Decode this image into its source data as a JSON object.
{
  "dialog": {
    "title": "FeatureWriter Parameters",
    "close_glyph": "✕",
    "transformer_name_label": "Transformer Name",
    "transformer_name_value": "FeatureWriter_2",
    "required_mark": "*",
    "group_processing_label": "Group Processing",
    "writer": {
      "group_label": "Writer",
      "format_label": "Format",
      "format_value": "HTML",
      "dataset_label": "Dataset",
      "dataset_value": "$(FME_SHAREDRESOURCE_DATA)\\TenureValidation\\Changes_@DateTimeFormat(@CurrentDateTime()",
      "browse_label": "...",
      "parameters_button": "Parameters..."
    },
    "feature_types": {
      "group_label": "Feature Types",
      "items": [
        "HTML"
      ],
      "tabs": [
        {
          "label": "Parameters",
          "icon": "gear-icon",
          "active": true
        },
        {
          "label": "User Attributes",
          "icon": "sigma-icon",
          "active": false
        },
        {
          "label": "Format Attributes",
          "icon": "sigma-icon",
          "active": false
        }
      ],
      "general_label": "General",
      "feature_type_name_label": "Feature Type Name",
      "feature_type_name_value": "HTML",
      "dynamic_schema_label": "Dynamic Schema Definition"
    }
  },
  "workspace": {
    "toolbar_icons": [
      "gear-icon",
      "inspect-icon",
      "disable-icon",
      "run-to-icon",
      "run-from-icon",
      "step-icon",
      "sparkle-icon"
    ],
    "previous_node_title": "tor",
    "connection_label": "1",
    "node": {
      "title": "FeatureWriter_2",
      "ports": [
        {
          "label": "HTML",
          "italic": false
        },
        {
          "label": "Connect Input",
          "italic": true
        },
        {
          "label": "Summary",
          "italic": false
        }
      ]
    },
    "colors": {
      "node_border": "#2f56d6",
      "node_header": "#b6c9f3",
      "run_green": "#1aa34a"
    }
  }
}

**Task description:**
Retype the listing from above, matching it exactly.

**Answer section:**
Decode this image into its source data as a JSON object.
{
  "dialog": {
    "title": "FeatureWriter Parameters",
    "close_glyph": "✕",
    "transformer_name_label": "Transformer Name",
    "transformer_name_value": "FeatureWriter_2",
    "required_mark": "*",
    "group_processing_label": "Group Processing",
    "writer": {
      "group_label": "Writer",
      "format_label": "Format",
      "format_value": "HTML",
      "dataset_label": "Dataset",
      "dataset_value": "$(FME_SHAREDRESOURCE_DATA)\\TenureValidation\\Changes_@DateTimeFormat(@CurrentDateTime()",
      "browse_label": "...",
      "parameters_button": "Parameters..."
    },
    "feature_types": {
      "group_label": "Feature Types",
      "items": [
        "HTML"
      ],
      "tabs": [
        {
          "label": "Parameters",
          "icon": "gear-icon",
          "active": true
        },
        {
          "label": "User Attributes",
          "icon": "sigma-icon",
          "active": false
        },
        {
          "label": "Format Attributes",
          "icon": "sigma-icon",
          "active": false
        }
      ],
      "general_label": "General",
      "feature_type_name_label": "Feature Type Name",
      "feature_type_name_value": "HTML",
      "dynamic_schema_label": "Dynamic Schema Definition"
    }
  },
  "workspace": {
    "toolbar_icons": [
      "gear-icon",
      "inspect-icon",
      "disable-icon",
      "run-to-icon",
      "run-from-icon",
      "step-icon",
      "sparkle-icon"
    ],
    "previous_node_title": "tor",
    "connection_label": "1",
    "node": {
      "title": "FeatureWriter_2",
      "ports": [
        {
          "label": "HTML",
          "italic": false
        },
        {
          "label": "Connect Input",
          "italic": true
        },
        {
          "label": "Summary",
          "italic": false
        }
      ]
    },
    "colors": {
      "node_border": "#2f56d6",
      "node_header": "#b6c9f3",
      "run_green": "#1aa34a"
    }
  }
}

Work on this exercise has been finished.